Bottom Line: The solid dispersion has become an established solubilization technology for poorly water soluble drugs.Since a solid dispersion is basically a drug-polymer two-component system, the drug-polymer interaction is the determining factor in its design and performance.In this review, we summarize our current understanding of solid dispersions both in the solid state and in dissolution, emphasizing the fundamental aspects of this important technology.

View Article: PubMed Central - PubMed

Affiliation: Key Laboratory of Advanced Materials (MOE), Department of Chemical Engineering, Tsinghua University, Beijing 100084, China.

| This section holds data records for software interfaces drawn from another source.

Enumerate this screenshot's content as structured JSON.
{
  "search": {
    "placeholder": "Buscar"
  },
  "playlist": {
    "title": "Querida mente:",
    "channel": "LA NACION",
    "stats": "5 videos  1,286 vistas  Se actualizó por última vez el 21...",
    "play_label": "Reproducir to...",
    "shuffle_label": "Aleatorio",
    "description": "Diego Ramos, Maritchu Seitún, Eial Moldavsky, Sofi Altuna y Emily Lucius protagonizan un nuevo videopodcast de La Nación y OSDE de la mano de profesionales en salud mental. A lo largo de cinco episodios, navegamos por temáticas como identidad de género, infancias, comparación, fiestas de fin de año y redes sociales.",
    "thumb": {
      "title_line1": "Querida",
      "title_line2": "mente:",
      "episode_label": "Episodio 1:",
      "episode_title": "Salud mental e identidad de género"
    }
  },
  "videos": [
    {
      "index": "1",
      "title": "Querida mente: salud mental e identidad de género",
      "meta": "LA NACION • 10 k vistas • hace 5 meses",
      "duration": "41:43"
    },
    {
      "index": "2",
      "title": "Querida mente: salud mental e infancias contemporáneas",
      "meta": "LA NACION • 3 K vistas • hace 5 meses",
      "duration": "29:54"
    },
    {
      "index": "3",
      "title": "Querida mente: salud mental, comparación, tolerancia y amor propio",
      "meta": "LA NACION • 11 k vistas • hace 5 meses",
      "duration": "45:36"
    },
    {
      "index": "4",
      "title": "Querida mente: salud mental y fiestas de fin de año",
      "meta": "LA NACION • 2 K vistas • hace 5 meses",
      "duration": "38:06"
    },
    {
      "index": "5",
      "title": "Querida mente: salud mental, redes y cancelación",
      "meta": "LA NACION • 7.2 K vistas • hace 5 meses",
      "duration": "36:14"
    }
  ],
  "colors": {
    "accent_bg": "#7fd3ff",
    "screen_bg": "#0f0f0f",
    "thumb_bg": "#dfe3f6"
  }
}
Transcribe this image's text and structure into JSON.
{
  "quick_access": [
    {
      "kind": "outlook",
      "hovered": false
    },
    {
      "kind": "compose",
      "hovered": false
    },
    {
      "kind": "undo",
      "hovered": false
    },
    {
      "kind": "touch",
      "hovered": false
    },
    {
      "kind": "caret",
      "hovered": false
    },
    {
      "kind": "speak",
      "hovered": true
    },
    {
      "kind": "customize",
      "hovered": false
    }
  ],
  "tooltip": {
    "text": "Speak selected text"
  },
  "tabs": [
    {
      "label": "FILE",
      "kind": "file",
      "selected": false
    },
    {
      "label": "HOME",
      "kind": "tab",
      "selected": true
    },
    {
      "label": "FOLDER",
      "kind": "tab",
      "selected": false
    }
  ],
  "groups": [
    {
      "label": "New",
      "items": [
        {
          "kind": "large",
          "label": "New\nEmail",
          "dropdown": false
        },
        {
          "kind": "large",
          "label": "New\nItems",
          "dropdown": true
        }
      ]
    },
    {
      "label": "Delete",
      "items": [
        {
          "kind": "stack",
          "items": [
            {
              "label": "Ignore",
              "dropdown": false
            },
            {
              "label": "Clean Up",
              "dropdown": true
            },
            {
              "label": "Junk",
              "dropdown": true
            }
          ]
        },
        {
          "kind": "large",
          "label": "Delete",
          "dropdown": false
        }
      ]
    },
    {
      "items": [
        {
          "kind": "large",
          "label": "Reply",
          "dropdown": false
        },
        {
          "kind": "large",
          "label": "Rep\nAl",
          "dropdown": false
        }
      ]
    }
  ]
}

ABSTRACT
The solid dispersion has become an established solubilization technology for poorly water soluble drugs. Since a solid dispersion is basically a drug-polymer two-component system, the drug-polymer interaction is the determining factor in its design and performance. In this review, we summarize our current understanding of solid dispersions both in the solid state and in dissolution, emphasizing the fundamental aspects of this important technology.

No MeSH data available.


Related in: MedlinePlus